* PROVIDED INFORMATION
[Start of Attachment]

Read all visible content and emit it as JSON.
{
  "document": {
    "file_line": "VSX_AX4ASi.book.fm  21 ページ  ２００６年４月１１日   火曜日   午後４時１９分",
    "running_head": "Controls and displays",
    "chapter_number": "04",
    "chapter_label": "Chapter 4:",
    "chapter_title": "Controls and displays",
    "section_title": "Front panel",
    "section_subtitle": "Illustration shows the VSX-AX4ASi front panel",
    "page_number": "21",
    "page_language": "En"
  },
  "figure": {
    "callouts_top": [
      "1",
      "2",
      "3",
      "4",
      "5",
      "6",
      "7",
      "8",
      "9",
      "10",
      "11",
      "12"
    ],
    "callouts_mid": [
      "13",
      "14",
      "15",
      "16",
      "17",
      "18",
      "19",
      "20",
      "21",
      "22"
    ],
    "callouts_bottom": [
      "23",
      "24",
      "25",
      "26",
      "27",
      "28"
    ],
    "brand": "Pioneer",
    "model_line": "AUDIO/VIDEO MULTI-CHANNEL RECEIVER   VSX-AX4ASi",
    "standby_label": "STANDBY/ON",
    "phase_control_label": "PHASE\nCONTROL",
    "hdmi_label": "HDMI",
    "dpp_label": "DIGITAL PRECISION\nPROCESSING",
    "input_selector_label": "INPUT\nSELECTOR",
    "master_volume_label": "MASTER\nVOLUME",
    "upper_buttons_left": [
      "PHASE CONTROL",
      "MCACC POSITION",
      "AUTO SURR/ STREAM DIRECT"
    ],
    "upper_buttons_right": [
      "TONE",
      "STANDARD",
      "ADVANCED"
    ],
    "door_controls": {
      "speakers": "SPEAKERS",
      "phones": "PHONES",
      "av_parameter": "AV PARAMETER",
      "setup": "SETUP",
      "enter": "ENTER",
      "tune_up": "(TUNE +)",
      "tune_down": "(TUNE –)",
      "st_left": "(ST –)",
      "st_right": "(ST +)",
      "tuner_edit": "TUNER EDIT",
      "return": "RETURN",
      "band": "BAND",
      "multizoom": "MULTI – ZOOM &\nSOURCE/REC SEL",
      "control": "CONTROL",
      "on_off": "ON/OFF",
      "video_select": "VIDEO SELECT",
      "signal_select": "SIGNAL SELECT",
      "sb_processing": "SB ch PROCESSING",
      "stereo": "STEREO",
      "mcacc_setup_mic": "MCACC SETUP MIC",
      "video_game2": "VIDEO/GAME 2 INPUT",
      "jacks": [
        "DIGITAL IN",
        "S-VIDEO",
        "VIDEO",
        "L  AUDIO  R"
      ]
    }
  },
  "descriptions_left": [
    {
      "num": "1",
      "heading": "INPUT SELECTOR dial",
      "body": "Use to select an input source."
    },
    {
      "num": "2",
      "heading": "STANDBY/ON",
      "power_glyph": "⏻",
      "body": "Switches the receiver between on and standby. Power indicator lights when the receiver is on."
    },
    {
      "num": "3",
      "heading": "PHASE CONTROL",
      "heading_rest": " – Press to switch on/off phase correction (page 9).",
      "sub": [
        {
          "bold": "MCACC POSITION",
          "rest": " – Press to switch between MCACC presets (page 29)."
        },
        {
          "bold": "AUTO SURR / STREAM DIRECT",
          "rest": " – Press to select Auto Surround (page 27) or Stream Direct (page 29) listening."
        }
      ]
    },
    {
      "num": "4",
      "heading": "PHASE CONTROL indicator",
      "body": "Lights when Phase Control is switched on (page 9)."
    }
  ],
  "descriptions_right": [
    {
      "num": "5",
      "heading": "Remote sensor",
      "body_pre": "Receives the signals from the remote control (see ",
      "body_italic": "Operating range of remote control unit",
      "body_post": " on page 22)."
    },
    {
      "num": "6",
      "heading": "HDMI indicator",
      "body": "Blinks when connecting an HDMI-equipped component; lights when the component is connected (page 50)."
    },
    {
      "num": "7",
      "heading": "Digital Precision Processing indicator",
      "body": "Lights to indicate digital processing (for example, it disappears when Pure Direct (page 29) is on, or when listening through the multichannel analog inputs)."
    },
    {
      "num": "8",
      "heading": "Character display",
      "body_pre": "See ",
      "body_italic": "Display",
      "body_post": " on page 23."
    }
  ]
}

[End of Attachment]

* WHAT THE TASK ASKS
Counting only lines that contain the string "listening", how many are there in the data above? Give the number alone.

* OUTPUT
2